Start of Block
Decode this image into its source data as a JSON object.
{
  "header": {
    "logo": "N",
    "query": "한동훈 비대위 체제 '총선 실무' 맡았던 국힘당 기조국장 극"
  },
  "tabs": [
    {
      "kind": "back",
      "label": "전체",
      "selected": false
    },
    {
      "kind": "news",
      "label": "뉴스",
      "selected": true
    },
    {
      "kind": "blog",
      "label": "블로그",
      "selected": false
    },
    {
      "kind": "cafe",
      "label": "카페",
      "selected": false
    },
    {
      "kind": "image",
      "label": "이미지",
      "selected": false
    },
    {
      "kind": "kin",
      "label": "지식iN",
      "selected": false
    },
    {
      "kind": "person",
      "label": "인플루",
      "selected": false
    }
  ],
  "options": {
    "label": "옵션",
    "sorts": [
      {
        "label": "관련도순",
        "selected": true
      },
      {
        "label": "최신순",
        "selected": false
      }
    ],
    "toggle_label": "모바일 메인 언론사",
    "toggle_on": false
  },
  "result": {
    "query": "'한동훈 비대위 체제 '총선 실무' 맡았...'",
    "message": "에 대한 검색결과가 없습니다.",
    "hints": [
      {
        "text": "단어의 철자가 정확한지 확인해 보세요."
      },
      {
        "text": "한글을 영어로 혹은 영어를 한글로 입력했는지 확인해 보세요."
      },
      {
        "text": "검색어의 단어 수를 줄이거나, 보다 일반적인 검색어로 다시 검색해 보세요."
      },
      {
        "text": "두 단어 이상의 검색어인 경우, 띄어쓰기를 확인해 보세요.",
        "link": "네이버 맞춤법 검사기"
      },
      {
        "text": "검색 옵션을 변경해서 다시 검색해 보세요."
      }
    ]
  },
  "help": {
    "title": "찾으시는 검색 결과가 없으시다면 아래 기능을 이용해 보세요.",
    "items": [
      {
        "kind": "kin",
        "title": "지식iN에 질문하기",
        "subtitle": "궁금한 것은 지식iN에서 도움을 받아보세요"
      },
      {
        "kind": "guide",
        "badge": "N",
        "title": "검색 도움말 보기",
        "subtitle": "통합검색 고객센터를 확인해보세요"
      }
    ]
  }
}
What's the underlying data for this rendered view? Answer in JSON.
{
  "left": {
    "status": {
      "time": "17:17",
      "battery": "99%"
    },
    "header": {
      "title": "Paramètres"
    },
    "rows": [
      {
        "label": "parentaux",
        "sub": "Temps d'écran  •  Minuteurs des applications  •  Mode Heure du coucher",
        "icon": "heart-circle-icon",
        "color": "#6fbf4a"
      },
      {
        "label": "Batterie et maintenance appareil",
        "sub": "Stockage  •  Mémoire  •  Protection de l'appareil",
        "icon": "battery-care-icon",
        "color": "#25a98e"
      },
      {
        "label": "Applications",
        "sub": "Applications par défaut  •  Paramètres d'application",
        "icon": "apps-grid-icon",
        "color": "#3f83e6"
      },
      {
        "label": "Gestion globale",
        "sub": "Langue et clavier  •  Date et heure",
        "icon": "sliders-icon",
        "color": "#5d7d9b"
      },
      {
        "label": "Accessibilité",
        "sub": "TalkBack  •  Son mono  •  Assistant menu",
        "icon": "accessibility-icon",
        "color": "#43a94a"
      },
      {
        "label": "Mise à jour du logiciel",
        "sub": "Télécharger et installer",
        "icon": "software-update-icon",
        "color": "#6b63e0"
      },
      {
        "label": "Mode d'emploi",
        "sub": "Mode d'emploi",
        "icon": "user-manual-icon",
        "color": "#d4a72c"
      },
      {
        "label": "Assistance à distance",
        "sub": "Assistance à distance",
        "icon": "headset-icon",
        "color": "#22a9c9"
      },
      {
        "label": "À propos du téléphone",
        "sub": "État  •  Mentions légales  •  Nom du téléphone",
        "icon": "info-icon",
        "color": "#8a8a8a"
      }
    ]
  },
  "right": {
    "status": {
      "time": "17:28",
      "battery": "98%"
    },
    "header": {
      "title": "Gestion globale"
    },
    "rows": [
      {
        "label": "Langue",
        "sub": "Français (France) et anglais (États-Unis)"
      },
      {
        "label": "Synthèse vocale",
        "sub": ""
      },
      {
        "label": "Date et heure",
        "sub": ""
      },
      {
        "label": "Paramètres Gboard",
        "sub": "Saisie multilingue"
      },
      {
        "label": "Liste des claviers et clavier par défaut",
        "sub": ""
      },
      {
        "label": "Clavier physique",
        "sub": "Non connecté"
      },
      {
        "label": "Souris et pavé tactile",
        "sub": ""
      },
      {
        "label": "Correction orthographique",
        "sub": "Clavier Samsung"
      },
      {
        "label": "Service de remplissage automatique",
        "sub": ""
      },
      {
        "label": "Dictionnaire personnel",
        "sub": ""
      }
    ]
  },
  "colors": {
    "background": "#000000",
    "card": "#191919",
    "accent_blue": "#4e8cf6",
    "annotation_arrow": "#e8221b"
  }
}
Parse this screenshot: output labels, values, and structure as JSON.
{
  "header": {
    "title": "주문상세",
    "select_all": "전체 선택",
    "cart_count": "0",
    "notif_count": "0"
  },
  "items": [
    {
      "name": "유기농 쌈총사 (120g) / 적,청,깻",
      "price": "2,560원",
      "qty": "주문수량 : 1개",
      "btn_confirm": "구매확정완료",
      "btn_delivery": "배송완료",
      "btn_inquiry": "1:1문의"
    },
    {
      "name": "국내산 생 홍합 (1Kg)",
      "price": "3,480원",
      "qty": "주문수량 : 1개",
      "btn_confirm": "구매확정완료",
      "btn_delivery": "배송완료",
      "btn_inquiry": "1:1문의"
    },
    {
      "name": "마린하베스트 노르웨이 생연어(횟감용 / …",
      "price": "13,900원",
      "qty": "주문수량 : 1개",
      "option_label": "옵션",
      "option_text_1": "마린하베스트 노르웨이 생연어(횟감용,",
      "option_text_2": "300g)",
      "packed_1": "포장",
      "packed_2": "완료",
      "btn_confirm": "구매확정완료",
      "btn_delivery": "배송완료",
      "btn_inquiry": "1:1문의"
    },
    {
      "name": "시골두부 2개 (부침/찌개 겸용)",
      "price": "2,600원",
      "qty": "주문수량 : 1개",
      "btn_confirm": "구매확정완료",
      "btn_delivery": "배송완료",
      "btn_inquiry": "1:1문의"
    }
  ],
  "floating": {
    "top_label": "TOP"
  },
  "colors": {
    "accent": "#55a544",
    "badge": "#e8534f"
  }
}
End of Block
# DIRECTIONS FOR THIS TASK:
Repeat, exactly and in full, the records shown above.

# EXPECTED ANSWER:
Decode this image into its source data as a JSON object.
{
  "header": {
    "logo": "N",
    "query": "한동훈 비대위 체제 '총선 실무' 맡았던 국힘당 기조국장 극"
  },
  "tabs": [
    {
      "kind": "back",
      "label": "전체",
      "selected": false
    },
    {
      "kind": "news",
      "label": "뉴스",
      "selected": true
    },
    {
      "kind": "blog",
      "label": "블로그",
      "selected": false
    },
    {
      "kind": "cafe",
      "label": "카페",
      "selected": false
    },
    {
      "kind": "image",
      "label": "이미지",
      "selected": false
    },
    {
      "kind": "kin",
      "label": "지식iN",
      "selected": false
    },
    {
      "kind": "person",
      "label": "인플루",
      "selected": false
    }
  ],
  "options": {
    "label": "옵션",
    "sorts": [
      {
        "label": "관련도순",
        "selected": true
      },
      {
        "label": "최신순",
        "selected": false
      }
    ],
    "toggle_label": "모바일 메인 언론사",
    "toggle_on": false
  },
  "result": {
    "query": "'한동훈 비대위 체제 '총선 실무' 맡았...'",
    "message": "에 대한 검색결과가 없습니다.",
    "hints": [
      {
        "text": "단어의 철자가 정확한지 확인해 보세요."
      },
      {
        "text": "한글을 영어로 혹은 영어를 한글로 입력했는지 확인해 보세요."
      },
      {
        "text": "검색어의 단어 수를 줄이거나, 보다 일반적인 검색어로 다시 검색해 보세요."
      },
      {
        "text": "두 단어 이상의 검색어인 경우, 띄어쓰기를 확인해 보세요.",
        "link": "네이버 맞춤법 검사기"
      },
      {
        "text": "검색 옵션을 변경해서 다시 검색해 보세요."
      }
    ]
  },
  "help": {
    "title": "찾으시는 검색 결과가 없으시다면 아래 기능을 이용해 보세요.",
    "items": [
      {
        "kind": "kin",
        "title": "지식iN에 질문하기",
        "subtitle": "궁금한 것은 지식iN에서 도움을 받아보세요"
      },
      {
        "kind": "guide",
        "badge": "N",
        "title": "검색 도움말 보기",
        "subtitle": "통합검색 고객센터를 확인해보세요"
      }
    ]
  }
}
What's the underlying data for this rendered view? Answer in JSON.
{
  "left": {
    "status": {
      "time": "17:17",
      "battery": "99%"
    },
    "header": {
      "title": "Paramètres"
    },
    "rows": [
      {
        "label": "parentaux",
        "sub": "Temps d'écran  •  Minuteurs des applications  •  Mode Heure du coucher",
        "icon": "heart-circle-icon",
        "color": "#6fbf4a"
      },
      {
        "label": "Batterie et maintenance appareil",
        "sub": "Stockage  •  Mémoire  •  Protection de l'appareil",
        "icon": "battery-care-icon",
        "color": "#25a98e"
      },
      {
        "label": "Applications",
        "sub": "Applications par défaut  •  Paramètres d'application",
        "icon": "apps-grid-icon",
        "color": "#3f83e6"
      },
      {
        "label": "Gestion globale",
        "sub": "Langue et clavier  •  Date et heure",
        "icon": "sliders-icon",
        "color": "#5d7d9b"
      },
      {
        "label": "Accessibilité",
        "sub": "TalkBack  •  Son mono  •  Assistant menu",
        "icon": "accessibility-icon",
        "color": "#43a94a"
      },
      {
        "label": "Mise à jour du logiciel",
        "sub": "Télécharger et installer",
        "icon": "software-update-icon",
        "color": "#6b63e0"
      },
      {
        "label": "Mode d'emploi",
        "sub": "Mode d'emploi",
        "icon": "user-manual-icon",
        "color": "#d4a72c"
      },
      {
        "label": "Assistance à distance",
        "sub": "Assistance à distance",
        "icon": "headset-icon",
        "color": "#22a9c9"
      },
      {
        "label": "À propos du téléphone",
        "sub": "État  •  Mentions légales  •  Nom du téléphone",
        "icon": "info-icon",
        "color": "#8a8a8a"
      }
    ]
  },
  "right": {
    "status": {
      "time": "17:28",
      "battery": "98%"
    },
    "header": {
      "title": "Gestion globale"
    },
    "rows": [
      {
        "label": "Langue",
        "sub": "Français (France) et anglais (États-Unis)"
      },
      {
        "label": "Synthèse vocale",
        "sub": ""
      },
      {
        "label": "Date et heure",
        "sub": ""
      },
      {
        "label": "Paramètres Gboard",
        "sub": "Saisie multilingue"
      },
      {
        "label": "Liste des claviers et clavier par défaut",
        "sub": ""
      },
      {
        "label": "Clavier physique",
        "sub": "Non connecté"
      },
      {
        "label": "Souris et pavé tactile",
        "sub": ""
      },
      {
        "label": "Correction orthographique",
        "sub": "Clavier Samsung"
      },
      {
        "label": "Service de remplissage automatique",
        "sub": ""
      },
      {
        "label": "Dictionnaire personnel",
        "sub": ""
      }
    ]
  },
  "colors": {
    "background": "#000000",
    "card": "#191919",
    "accent_blue": "#4e8cf6",
    "annotation_arrow": "#e8221b"
  }
}
Parse this screenshot: output labels, values, and structure as JSON.
{
  "header": {
    "title": "주문상세",
    "select_all": "전체 선택",
    "cart_count": "0",
    "notif_count": "0"
  },
  "items": [
    {
      "name": "유기농 쌈총사 (120g) / 적,청,깻",
      "price": "2,560원",
      "qty": "주문수량 : 1개",
      "btn_confirm": "구매확정완료",
      "btn_delivery": "배송완료",
      "btn_inquiry": "1:1문의"
    },
    {
      "name": "국내산 생 홍합 (1Kg)",
      "price": "3,480원",
      "qty": "주문수량 : 1개",
      "btn_confirm": "구매확정완료",
      "btn_delivery": "배송완료",
      "btn_inquiry": "1:1문의"
    },
    {
      "name": "마린하베스트 노르웨이 생연어(횟감용 / …",
      "price": "13,900원",
      "qty": "주문수량 : 1개",
      "option_label": "옵션",
      "option_text_1": "마린하베스트 노르웨이 생연어(횟감용,",
      "option_text_2": "300g)",
      "packed_1": "포장",
      "packed_2": "완료",
      "btn_confirm": "구매확정완료",
      "btn_delivery": "배송완료",
      "btn_inquiry": "1:1문의"
    },
    {
      "name": "시골두부 2개 (부침/찌개 겸용)",
      "price": "2,600원",
      "qty": "주문수량 : 1개",
      "btn_confirm": "구매확정완료",
      "btn_delivery": "배송완료",
      "btn_inquiry": "1:1문의"
    }
  ],
  "floating": {
    "top_label": "TOP"
  },
  "colors": {
    "accent": "#55a544",
    "badge": "#e8534f"
  }
}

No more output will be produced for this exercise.